═══ Data in this exercise ═══

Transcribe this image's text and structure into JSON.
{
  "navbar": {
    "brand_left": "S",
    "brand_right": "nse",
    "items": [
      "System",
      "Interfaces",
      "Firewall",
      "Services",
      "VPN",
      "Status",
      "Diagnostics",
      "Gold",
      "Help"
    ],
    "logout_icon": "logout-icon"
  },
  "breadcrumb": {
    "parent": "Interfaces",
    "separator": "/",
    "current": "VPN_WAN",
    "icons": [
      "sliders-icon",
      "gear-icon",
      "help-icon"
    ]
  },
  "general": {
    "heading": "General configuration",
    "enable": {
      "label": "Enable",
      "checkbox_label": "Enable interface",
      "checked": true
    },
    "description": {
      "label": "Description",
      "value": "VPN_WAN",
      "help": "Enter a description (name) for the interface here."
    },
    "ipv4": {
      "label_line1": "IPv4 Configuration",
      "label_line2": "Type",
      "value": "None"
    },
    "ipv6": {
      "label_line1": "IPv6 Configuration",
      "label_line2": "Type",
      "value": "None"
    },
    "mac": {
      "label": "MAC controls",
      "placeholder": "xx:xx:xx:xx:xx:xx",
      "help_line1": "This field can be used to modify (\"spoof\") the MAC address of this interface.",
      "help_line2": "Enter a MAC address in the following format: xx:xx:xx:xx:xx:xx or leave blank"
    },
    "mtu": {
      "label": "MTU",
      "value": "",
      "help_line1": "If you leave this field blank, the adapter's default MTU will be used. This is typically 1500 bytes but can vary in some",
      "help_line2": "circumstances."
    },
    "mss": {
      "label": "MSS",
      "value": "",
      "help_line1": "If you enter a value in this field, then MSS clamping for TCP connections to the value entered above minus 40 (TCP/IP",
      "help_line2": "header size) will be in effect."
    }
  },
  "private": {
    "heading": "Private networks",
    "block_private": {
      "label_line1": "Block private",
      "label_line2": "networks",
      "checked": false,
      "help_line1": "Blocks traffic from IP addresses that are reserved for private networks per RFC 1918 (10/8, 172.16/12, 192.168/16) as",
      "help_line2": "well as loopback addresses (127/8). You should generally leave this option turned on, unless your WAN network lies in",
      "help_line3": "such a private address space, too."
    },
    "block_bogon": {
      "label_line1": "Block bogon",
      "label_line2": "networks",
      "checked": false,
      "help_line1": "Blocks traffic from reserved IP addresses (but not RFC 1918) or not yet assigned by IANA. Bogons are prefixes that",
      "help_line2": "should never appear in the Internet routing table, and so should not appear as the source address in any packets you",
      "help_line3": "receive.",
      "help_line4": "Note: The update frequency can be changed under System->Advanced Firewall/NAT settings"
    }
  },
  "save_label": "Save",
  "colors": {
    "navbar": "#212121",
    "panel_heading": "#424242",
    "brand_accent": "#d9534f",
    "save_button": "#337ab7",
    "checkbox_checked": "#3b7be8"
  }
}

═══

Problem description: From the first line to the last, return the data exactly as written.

Solution for this problem:
Transcribe this image's text and structure into JSON.
{
  "navbar": {
    "brand_left": "S",
    "brand_right": "nse",
    "items": [
      "System",
      "Interfaces",
      "Firewall",
      "Services",
      "VPN",
      "Status",
      "Diagnostics",
      "Gold",
      "Help"
    ],
    "logout_icon": "logout-icon"
  },
  "breadcrumb": {
    "parent": "Interfaces",
    "separator": "/",
    "current": "VPN_WAN",
    "icons": [
      "sliders-icon",
      "gear-icon",
      "help-icon"
    ]
  },
  "general": {
    "heading": "General configuration",
    "enable": {
      "label": "Enable",
      "checkbox_label": "Enable interface",
      "checked": true
    },
    "description": {
      "label": "Description",
      "value": "VPN_WAN",
      "help": "Enter a description (name) for the interface here."
    },
    "ipv4": {
      "label_line1": "IPv4 Configuration",
      "label_line2": "Type",
      "value": "None"
    },
    "ipv6": {
      "label_line1": "IPv6 Configuration",
      "label_line2": "Type",
      "value": "None"
    },
    "mac": {
      "label": "MAC controls",
      "placeholder": "xx:xx:xx:xx:xx:xx",
      "help_line1": "This field can be used to modify (\"spoof\") the MAC address of this interface.",
      "help_line2": "Enter a MAC address in the following format: xx:xx:xx:xx:xx:xx or leave blank"
    },
    "mtu": {
      "label": "MTU",
      "value": "",
      "help_line1": "If you leave this field blank, the adapter's default MTU will be used. This is typically 1500 bytes but can vary in some",
      "help_line2": "circumstances."
    },
    "mss": {
      "label": "MSS",
      "value": "",
      "help_line1": "If you enter a value in this field, then MSS clamping for TCP connections to the value entered above minus 40 (TCP/IP",
      "help_line2": "header size) will be in effect."
    }
  },
  "private": {
    "heading": "Private networks",
    "block_private": {
      "label_line1": "Block private",
      "label_line2": "networks",
      "checked": false,
      "help_line1": "Blocks traffic from IP addresses that are reserved for private networks per RFC 1918 (10/8, 172.16/12, 192.168/16) as",
      "help_line2": "well as loopback addresses (127/8). You should generally leave this option turned on, unless your WAN network lies in",
      "help_line3": "such a private address space, too."
    },
    "block_bogon": {
      "label_line1": "Block bogon",
      "label_line2": "networks",
      "checked": false,
      "help_line1": "Blocks traffic from reserved IP addresses (but not RFC 1918) or not yet assigned by IANA. Bogons are prefixes that",
      "help_line2": "should never appear in the Internet routing table, and so should not appear as the source address in any packets you",
      "help_line3": "receive.",
      "help_line4": "Note: The update frequency can be changed under System->Advanced Firewall/NAT settings"
    }
  },
  "save_label": "Save",
  "colors": {
    "navbar": "#212121",
    "panel_heading": "#424242",
    "brand_accent": "#d9534f",
    "save_button": "#337ab7",
    "checkbox_checked": "#3b7be8"
  }
}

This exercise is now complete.